Their insights can help avoid costly mistakes or design flaws that might not become evident until after completion. Therefore, make room for dialogue instead of monologue in discussions about your vision.

Share ideas, but also pose questions and listen attentively when they voice opinions or suggest alternatives based on their experience and know-how. Navigating the balance between communicating what you want without stifling creativity or expertise takes practice--but it will lead you towards better results with less stress.

Conclusion: Building Trust Without Oversharing

Walking the Tightrope: Striking a Balance between Communication and Discretion

When it comes to building a fruitful relationship with your general contractor, there's an imperative need to hit that sweet spot between communication and discretion. Openness is undoubtedly vital; after all, your contractor can't read your mind. Yet, oversharing can be equally detrimental as holding back.

It's comparable to navigating a winding road; veering too far off either way will likely lead you astray. It's about putting forward the necessary information - your vision, expectations, timeline, and yes, even concerns - without laying bare every single detail of your past experiences or personal life.

In the realm of home renovation or construction projects, some things are better left unsaid. Not because they're necessarily negative or damaging per se but merely because they may cloud what should be clear waters of professional engagement.

Your goal should not be just to build structures but also relationships based on trust and mutual respect.

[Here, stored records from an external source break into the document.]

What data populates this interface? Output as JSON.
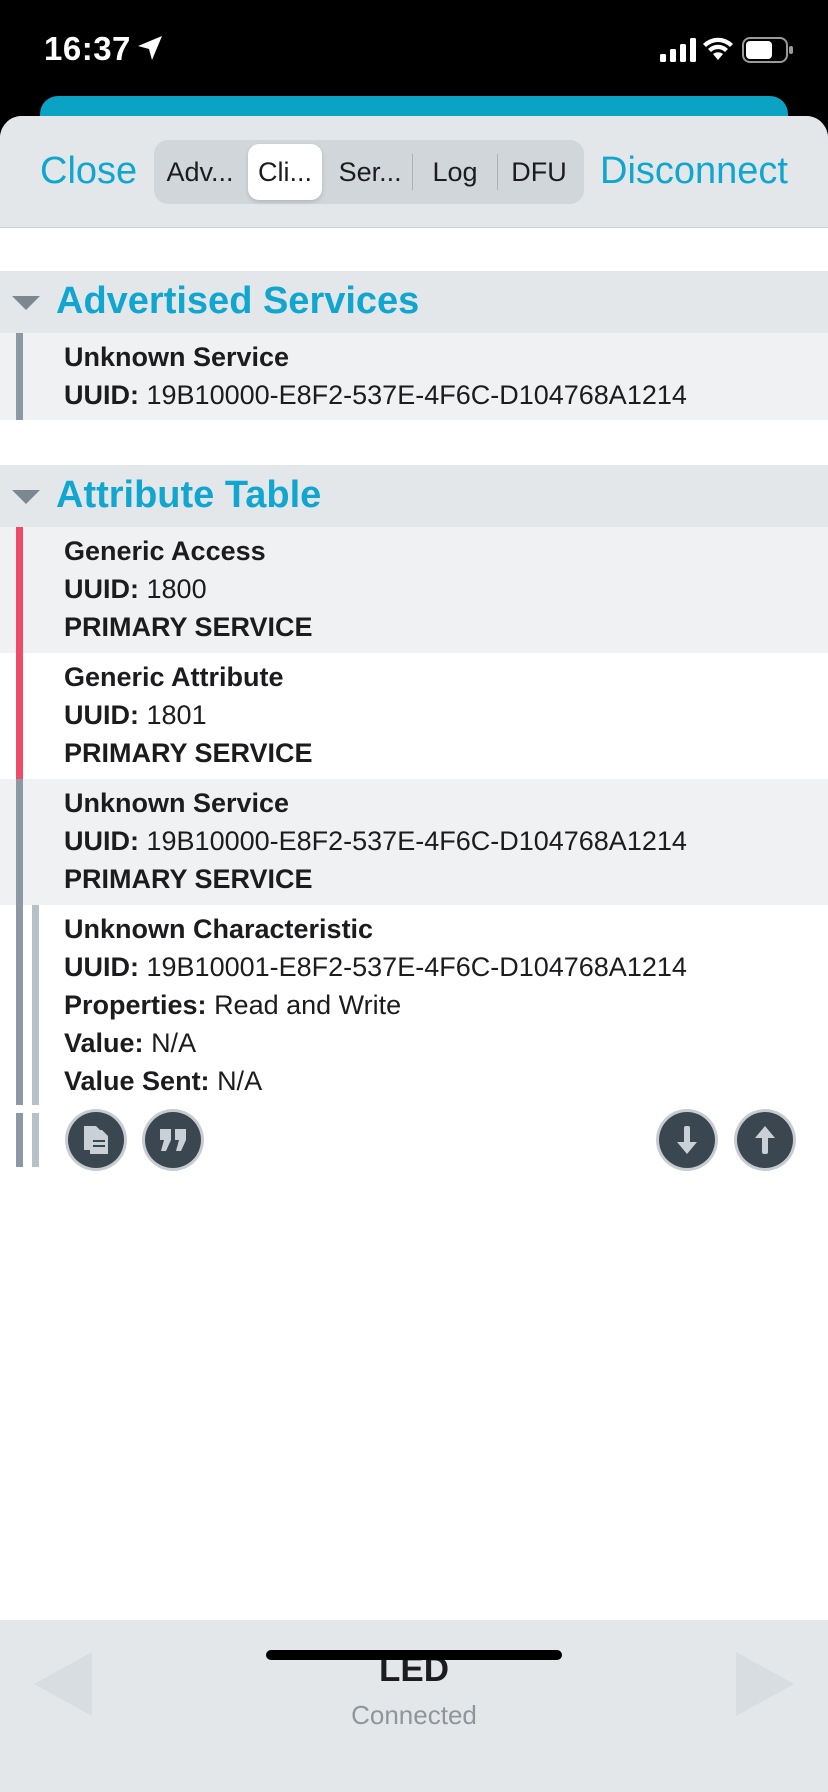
{
  "status": {
    "time": "16:37"
  },
  "nav": {
    "close_label": "Close",
    "disconnect_label": "Disconnect",
    "tabs": [
      {
        "label": "Adv..."
      },
      {
        "label": "Cli...",
        "selected": true
      },
      {
        "label": "Ser..."
      },
      {
        "label": "Log"
      },
      {
        "label": "DFU"
      }
    ]
  },
  "advertised": {
    "title": "Advertised Services",
    "items": [
      {
        "name": "Unknown Service",
        "uuid_label": "UUID:",
        "uuid": "19B10000-E8F2-537E-4F6C-D104768A1214"
      }
    ]
  },
  "attributes": {
    "title": "Attribute Table",
    "items": [
      {
        "name": "Generic Access",
        "uuid_label": "UUID:",
        "uuid": "1800",
        "type": "PRIMARY SERVICE"
      },
      {
        "name": "Generic Attribute",
        "uuid_label": "UUID:",
        "uuid": "1801",
        "type": "PRIMARY SERVICE"
      },
      {
        "name": "Unknown Service",
        "uuid_label": "UUID:",
        "uuid": "19B10000-E8F2-537E-4F6C-D104768A1214",
        "type": "PRIMARY SERVICE"
      }
    ],
    "characteristic": {
      "name": "Unknown Characteristic",
      "uuid_label": "UUID:",
      "uuid": "19B10001-E8F2-537E-4F6C-D104768A1214",
      "properties_label": "Properties:",
      "properties": "Read and Write",
      "value_label": "Value:",
      "value": "N/A",
      "value_sent_label": "Value Sent:",
      "value_sent": "N/A"
    }
  },
  "footer": {
    "device_name": "LED",
    "status": "Connected"
  },
  "colors": {
    "accent": "#11a6cf",
    "service_bar_red": "#ef4a68",
    "service_bar_gray": "#8c98a3"
  }
}
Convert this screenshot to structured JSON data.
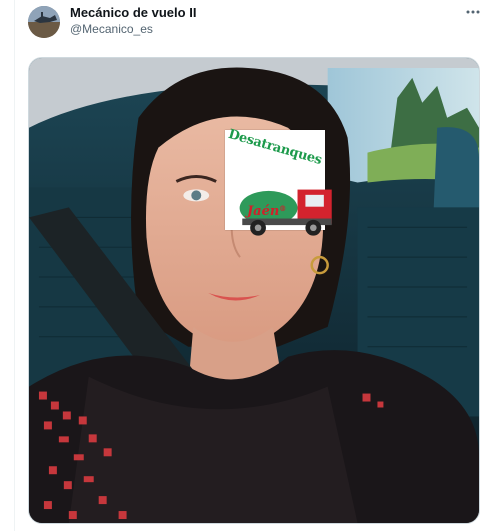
{
  "tweet": {
    "display_name": "Mecánico de vuelo II",
    "handle": "@Mecanico_es",
    "more_icon": "more-horizontal-icon"
  },
  "media": {
    "kind": "photo",
    "sticker": {
      "title": "Desatranques",
      "subtitle": "Jaén",
      "registered_mark": "®",
      "colors": {
        "title": "#1c9a4b",
        "subtitle": "#d0202a"
      }
    }
  }
}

You want to establish a rapport where there's enough space for expert opinion and advice without feeling like you're losing control over the project that likely holds sentimental value for you.

The Foundation of Success: The Benefits of A Professional, Respectful Relationship with Your General Contractor

Nurturing an amicable yet professional relationship with your general contractor goes beyond niceties exchanged; it is in fact a cornerstone for the success of any project. When communication lines are clear but respectful boundaries are maintained, it allows for efficient workflow undeterred by unnecessary distractions or misunderstandings. Remember that while you might be emotionally invested in this project (and rightfully so), for your contractor this is another day at work -- a job they've trained extensively for and take immense pride in performing well.

Therefore respecting their space and expertise doesn't just boost morale but also encourages them to bring their best game to the table -- thereby directly impacting the quality of work delivered. What's more?

A harmonious working relationship cultivates an environment conducive for creative solutions & flexibility -- elements indispensable in any construction project given their unpredictable nature. When mutual respect becomes part of the equation, both parties are more inclined towards constructive discussion rather than destructive disagreements whenever inevitable hiccups occur during execution.

In concluding this discourse on discretion within client-contractor dynamics let us remember that while bricks and mortar form houses - trust and communication builds homes! By balancing openness with tact we not only end up amplifying efficiency but also create harmonious spaces that radiate positivity long after construction noise has ceased.

Share On:

Related Blogs